A striking number of the titles that appeared in the festival’s competition slate this year operate in a playful, breezy register.
The festival feels very much on the rise, both as an international industry shindig and a well-funded driver for cultural tourism.
Docaviv continues to thrive in increasingly challenging circumstances.
Chiwetel Ejiofor announces himself as a sensitive, shrewdly restrained filmmaker with his quietly assured directorial debut.
Alongside fiction films depicting emerging voices, nine of the Panorma sidebar’s 45 features are documentaries about creative talents.
Ben Is Back is more unpredictable and slyly entertaining than its earnest-sounding premise might suggest.
The film’s florid screenplay affords Yorgos Lanthimos ample opportunity to assert his idiosyncratic worldview.
The film’s satisfyingly tactile action set pieces serve to hammer home just how perilous the space race really was.
With Ray & Liz, Richard Billingham delivers a richly evocative portrait of working-class life in the British Midlands.
Growing pains and burgeoning sexual identity take center stage in several titles duking it out for the Pardo d’Oro at this year’s festival.
While Lauren Greenfield ’s perspective is plainly critical, she’s also clearly aware of her subject’s voyeuristic appeal.

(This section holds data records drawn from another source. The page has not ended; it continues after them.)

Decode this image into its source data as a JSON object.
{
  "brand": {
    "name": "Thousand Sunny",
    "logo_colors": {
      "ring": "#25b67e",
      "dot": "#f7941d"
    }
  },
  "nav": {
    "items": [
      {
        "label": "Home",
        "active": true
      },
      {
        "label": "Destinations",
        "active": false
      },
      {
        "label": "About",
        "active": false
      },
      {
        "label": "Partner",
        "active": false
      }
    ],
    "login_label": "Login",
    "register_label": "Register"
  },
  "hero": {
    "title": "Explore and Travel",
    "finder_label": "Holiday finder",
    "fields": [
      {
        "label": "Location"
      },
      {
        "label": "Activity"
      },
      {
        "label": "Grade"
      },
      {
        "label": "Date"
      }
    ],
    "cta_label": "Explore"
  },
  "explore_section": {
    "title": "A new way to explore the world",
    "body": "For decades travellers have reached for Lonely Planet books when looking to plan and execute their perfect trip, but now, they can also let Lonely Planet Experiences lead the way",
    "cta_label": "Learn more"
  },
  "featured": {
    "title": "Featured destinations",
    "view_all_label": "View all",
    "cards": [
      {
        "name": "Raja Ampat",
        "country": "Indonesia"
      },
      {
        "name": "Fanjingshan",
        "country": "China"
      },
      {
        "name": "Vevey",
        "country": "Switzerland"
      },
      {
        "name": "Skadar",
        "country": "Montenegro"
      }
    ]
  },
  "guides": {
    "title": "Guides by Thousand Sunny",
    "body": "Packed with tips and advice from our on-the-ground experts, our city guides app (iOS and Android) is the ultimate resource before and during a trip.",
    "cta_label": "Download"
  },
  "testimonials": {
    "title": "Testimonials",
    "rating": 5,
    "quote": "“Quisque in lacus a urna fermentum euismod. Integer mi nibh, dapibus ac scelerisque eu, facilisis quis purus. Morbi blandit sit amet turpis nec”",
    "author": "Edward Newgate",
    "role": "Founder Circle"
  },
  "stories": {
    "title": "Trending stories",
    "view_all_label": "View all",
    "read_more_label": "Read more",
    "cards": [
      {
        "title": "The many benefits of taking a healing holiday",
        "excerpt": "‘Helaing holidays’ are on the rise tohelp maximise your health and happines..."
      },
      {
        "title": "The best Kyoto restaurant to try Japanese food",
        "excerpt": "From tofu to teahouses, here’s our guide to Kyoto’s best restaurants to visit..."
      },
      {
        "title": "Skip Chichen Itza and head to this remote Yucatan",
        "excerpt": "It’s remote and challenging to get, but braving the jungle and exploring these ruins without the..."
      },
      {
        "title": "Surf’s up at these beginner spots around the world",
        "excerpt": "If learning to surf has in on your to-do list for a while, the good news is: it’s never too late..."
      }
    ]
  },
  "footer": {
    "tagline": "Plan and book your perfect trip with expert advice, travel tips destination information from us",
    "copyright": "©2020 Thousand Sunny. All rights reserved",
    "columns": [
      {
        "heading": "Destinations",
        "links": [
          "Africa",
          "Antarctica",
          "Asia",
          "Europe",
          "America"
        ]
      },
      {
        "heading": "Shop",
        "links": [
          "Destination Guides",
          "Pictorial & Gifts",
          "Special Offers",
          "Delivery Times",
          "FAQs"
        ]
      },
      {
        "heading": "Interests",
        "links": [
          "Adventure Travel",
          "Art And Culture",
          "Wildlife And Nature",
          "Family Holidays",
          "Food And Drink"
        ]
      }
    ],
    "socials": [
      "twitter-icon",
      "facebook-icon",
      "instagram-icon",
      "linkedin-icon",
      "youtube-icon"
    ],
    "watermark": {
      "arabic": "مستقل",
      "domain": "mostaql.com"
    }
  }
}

The broad strokes of the performances make the film’s occasional lurches into sentimentality seem especially jarring.
Lorna Tucker’s documentary sustains a tone that oscillates between earnest admiration and wry exasperation.